Each line of the listing below containing the word "JSON" should be returned.

> _INPUT DATA_:
* * *

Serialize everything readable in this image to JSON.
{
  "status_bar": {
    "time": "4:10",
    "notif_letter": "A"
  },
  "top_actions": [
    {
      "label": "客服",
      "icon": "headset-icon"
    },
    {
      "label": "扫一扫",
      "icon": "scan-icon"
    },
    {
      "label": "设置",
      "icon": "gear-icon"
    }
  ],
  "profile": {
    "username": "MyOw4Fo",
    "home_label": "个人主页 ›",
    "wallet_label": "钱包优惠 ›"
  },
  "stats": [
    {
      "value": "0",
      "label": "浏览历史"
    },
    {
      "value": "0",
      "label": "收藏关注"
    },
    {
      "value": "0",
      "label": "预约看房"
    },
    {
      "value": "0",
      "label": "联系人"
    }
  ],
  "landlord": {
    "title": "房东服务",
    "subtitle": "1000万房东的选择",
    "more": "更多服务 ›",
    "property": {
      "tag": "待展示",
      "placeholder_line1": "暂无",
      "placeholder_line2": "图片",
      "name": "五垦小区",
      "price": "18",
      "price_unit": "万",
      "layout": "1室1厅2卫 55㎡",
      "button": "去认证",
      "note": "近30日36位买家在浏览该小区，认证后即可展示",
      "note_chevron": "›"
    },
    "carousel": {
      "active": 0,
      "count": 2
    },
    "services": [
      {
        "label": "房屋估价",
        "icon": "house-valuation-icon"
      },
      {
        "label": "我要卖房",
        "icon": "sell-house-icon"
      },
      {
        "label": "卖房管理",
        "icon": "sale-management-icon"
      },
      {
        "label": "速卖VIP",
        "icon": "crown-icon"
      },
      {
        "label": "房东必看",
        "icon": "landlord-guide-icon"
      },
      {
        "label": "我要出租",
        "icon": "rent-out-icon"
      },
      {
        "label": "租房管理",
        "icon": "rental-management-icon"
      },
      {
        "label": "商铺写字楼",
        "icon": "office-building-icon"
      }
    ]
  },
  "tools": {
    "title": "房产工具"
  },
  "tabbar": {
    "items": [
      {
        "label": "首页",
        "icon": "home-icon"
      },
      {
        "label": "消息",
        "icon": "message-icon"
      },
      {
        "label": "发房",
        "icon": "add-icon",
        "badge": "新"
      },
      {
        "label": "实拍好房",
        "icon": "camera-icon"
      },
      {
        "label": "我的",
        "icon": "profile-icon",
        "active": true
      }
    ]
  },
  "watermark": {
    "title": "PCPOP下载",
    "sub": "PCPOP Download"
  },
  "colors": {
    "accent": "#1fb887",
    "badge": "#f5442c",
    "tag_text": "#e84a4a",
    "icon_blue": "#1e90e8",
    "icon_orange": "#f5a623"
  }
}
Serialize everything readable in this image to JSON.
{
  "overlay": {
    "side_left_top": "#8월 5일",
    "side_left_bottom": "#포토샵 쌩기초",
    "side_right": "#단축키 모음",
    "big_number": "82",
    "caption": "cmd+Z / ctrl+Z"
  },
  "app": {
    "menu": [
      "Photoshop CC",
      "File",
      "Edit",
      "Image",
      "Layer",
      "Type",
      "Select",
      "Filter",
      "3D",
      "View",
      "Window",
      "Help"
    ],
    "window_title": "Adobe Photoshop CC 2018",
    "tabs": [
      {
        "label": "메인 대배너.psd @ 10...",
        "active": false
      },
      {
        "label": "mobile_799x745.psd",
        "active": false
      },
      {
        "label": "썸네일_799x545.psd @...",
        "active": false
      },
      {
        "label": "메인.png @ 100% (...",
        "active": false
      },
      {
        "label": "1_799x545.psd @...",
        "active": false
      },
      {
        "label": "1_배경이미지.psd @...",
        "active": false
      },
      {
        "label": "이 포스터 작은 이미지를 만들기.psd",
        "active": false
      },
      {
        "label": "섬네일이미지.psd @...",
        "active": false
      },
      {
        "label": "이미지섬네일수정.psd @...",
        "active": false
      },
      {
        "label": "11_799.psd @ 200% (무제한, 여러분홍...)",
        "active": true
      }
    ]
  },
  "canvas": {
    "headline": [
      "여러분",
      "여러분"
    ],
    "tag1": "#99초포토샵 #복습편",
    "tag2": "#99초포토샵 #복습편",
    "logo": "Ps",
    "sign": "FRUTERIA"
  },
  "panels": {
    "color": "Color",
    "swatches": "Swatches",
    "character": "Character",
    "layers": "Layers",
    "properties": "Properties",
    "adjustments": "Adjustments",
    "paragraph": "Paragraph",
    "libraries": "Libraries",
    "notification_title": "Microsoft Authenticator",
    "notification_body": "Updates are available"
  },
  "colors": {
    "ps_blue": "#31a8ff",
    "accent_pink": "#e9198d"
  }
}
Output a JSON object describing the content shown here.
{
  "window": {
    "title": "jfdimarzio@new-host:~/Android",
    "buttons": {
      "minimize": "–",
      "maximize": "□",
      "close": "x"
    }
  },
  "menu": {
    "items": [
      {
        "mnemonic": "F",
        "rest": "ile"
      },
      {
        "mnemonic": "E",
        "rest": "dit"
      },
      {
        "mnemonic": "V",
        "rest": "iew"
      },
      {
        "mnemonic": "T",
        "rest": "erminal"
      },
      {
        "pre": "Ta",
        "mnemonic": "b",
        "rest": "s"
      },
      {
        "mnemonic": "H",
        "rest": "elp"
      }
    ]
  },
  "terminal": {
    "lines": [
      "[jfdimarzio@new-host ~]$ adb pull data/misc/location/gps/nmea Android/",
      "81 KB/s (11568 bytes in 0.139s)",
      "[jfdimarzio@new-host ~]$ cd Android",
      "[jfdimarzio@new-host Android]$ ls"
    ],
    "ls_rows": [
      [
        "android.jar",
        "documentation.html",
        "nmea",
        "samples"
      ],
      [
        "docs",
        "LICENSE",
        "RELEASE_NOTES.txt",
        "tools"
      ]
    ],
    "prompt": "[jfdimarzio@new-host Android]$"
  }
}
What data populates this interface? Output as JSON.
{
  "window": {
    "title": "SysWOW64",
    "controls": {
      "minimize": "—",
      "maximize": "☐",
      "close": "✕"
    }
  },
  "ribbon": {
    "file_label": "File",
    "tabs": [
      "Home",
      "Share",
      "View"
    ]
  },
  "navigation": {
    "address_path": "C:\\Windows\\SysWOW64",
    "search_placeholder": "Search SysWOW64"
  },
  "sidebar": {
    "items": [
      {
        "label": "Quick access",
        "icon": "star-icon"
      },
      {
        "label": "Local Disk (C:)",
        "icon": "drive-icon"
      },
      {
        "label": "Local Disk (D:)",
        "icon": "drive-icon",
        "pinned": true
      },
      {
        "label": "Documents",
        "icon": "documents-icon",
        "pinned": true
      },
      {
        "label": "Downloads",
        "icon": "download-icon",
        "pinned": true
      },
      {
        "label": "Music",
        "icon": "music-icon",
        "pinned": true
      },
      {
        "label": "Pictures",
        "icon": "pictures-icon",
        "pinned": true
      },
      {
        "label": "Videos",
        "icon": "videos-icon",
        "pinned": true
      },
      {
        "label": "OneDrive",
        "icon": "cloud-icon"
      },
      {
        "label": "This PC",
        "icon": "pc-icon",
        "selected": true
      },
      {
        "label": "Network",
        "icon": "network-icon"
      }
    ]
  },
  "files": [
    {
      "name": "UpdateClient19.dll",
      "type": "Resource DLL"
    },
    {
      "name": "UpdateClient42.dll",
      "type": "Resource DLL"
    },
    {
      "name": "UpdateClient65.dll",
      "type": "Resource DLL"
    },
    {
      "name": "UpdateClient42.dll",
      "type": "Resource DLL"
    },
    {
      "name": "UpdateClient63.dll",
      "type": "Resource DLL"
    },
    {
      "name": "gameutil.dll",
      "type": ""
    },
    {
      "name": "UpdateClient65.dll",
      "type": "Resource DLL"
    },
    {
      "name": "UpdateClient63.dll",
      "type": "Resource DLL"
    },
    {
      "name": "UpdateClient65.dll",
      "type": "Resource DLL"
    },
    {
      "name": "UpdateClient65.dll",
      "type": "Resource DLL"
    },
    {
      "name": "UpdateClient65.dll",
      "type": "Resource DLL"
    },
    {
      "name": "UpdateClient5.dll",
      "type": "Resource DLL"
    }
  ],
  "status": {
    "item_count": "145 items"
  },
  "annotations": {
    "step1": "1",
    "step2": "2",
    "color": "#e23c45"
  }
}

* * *

> _OUTPUT OF THE EXERCISE_:
Serialize everything readable in this image to JSON.
Serialize everything readable in this image to JSON.
Output a JSON object describing the content shown here.
What data populates this interface? Output as JSON.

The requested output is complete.